Anyway, back to ‘Jalandhar’ paneer. My mother fixed the missing ‘something’ that we had been making do with all this time with a deft hand - a bit of salt here and a few more seconds of tomatoes in the blender and the dish was eaten before you could say chapatti! In a world dominated by paneer makhani [paneer in creamy tomato sauce], some would say you can never go wrong with this vegetable but trust me if you have eaten the real deal, you know. The rest is just another day.
Now to that list I was speaking of earlier. Two more food items, absolutely, not in sync with each other, make the trifecta of satisfaction for me. One is again my mothers’ kaali dal or dal makhani as it is called in restaurants and lastly, hold your breath… mayonnaise. Yes, you read that right!
My world for homemade mayonnaise…
Our comfort food at home is Russian salad and garlic bread, the recipe of the mayonnaise was passed on by my paternal grandmother and to date I have never bought a bottle from the shelf. Everything I have tried outside is like that unnecessary last bite you regret later.
On the first night back home, it is almost traditional to have the salad with a heavy dose of mayonnaise on the side for dinner - I continue to hope that like good fats there may just be something called good carbs! The homemade garlic bread is special too, covered and toasted in the oven; it comes out breakable soft inside with crisp outer corners.
Therefore, along with the paneer for lunch, there was a freshly made bottle of mayonnaise in the fridge soon enough. Weight and watch would just have to stay their turn, this had waited two years.

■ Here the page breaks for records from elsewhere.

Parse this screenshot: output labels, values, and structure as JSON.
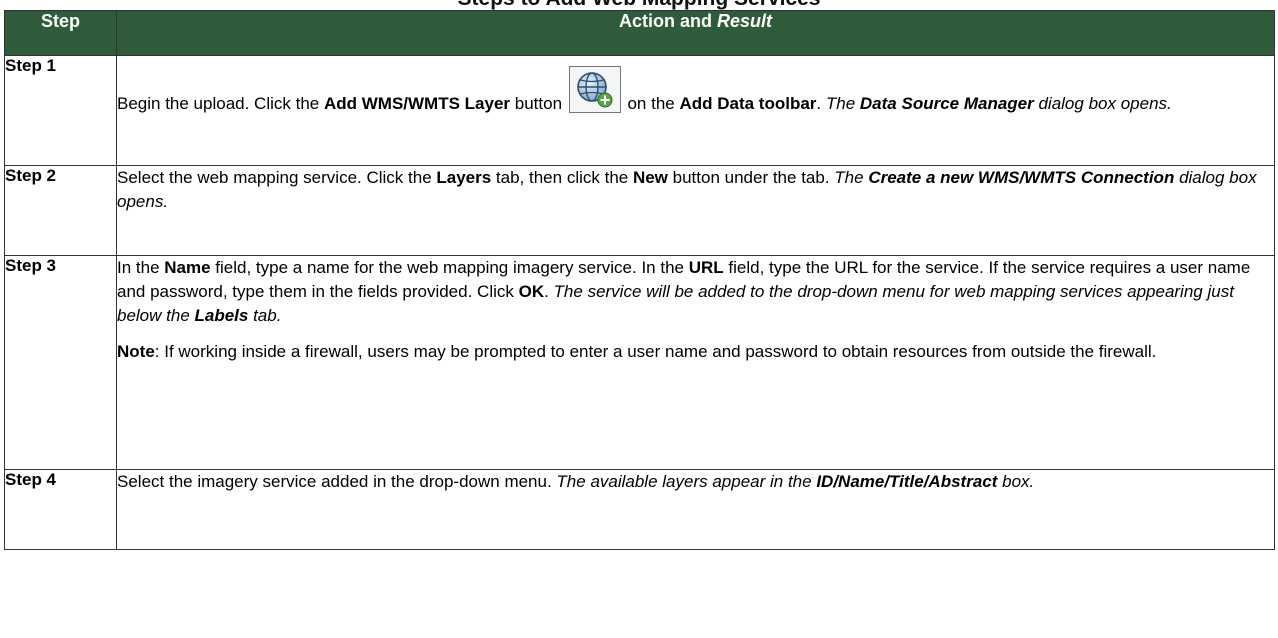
{
  "caption_fragment": "Steps to Add Web Mapping Services",
  "table": {
    "header": {
      "step": "Step",
      "action_plain": "Action and ",
      "action_italic": "Result"
    },
    "rows": [
      {
        "step": "Step 1",
        "parts": {
          "t1": "Begin the upload. Click the ",
          "b1": "Add WMS/WMTS Layer",
          "t2": " button ",
          "t3": " on the ",
          "b2": "Add Data toolbar",
          "t4": ". ",
          "i1": "The ",
          "bi1": "Data Source Manager",
          "i2": " dialog box opens."
        }
      },
      {
        "step": "Step 2",
        "parts": {
          "t1": "Select the web mapping service. Click the ",
          "b1": "Layers",
          "t2": " tab, then click the ",
          "b2": "New",
          "t3": " button under the tab. ",
          "i1": "The ",
          "bi1": "Create a new WMS/WMTS Connection",
          "i2": " dialog box opens."
        }
      },
      {
        "step": "Step 3",
        "parts": {
          "t1": "In the ",
          "b1": "Name",
          "t2": " field, type a name for the web mapping imagery service. In the ",
          "b2": "URL",
          "t3": " field, type the URL for the service. If the service requires a user name and password, type them in the fields provided. Click ",
          "b3": "OK",
          "t4": ". ",
          "i1": "The service will be added to the drop-down menu for web mapping services appearing just below the ",
          "bi1": "Labels",
          "i2": " tab.",
          "note_b": "Note",
          "note_t": ": If working inside a firewall, users may be prompted to enter a user name and password to obtain resources from outside the firewall."
        }
      },
      {
        "step": "Step 4",
        "parts": {
          "t1": "Select the imagery service added in the drop-down menu. ",
          "i1": "The available layers appear in the ",
          "bi1": "ID/Name/Title/Abstract",
          "i2": " box."
        }
      }
    ]
  },
  "colors": {
    "header_bg": "#2f5b3a",
    "header_text": "#ffffff",
    "border": "#333333"
  },
  "icons": {
    "step1_button": "add-wms-layer-globe-icon"
  }
}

As had the kaali dal - a black lentil dish that most Punjabis consider their own, in our exuberance we have a tendency to appropriate the good life. Sometimes we get it right, sometimes we are far off the charts as we are with tikka kebabs! No one is absolutely, certain of its origin, but we are quite sure that the liberally glorified with doses of fattening cream version that is a staple in restaurants is not really us. It may look fancy when served but doesn’t look too spectacular when it shows up on the weighing scale.
So, the option through the lockdown was to order some of the heavy stuff or hold out for as long as possible. I did give in a couple of times, but I can tell you that it was worth any lentil you have ever had to wait for the one boiling in my kitchen.
Slow-cooked creamy lentils cooked with garam masala
Kaali dal or dal makhani with rice is what my mother eats every year when she breaks her Karva Chauth (an Indian festival) fast. The cream though has always been substituted with a spoonful of yogurt not just for keeping it healthy but also for that slightly sour taste. Increasingly I find Greek yogurt a great substitute for cream anyway, I have replaced it even in the tacos that my elder one has every week, and she has no idea! The things mothers do.
Now if you ask me to choose between these three foods, it is a tough call. It is all about the mood and went it comes down to the wire, the mood here is never fickle. What it wants one day is no different from another. The dal, paneer and some tandoori roti make for a perfect meal, and you can just tuck into the mayonnaise at dinner although to share a secret I don’t always wait that long and just slam it on my breakfast toast many a time.
Memories carry us through when we are a long way away from home. Sometimes they are also tangible, generously sprinkled with nostalgia and a flavour of home. And that makes all the difference.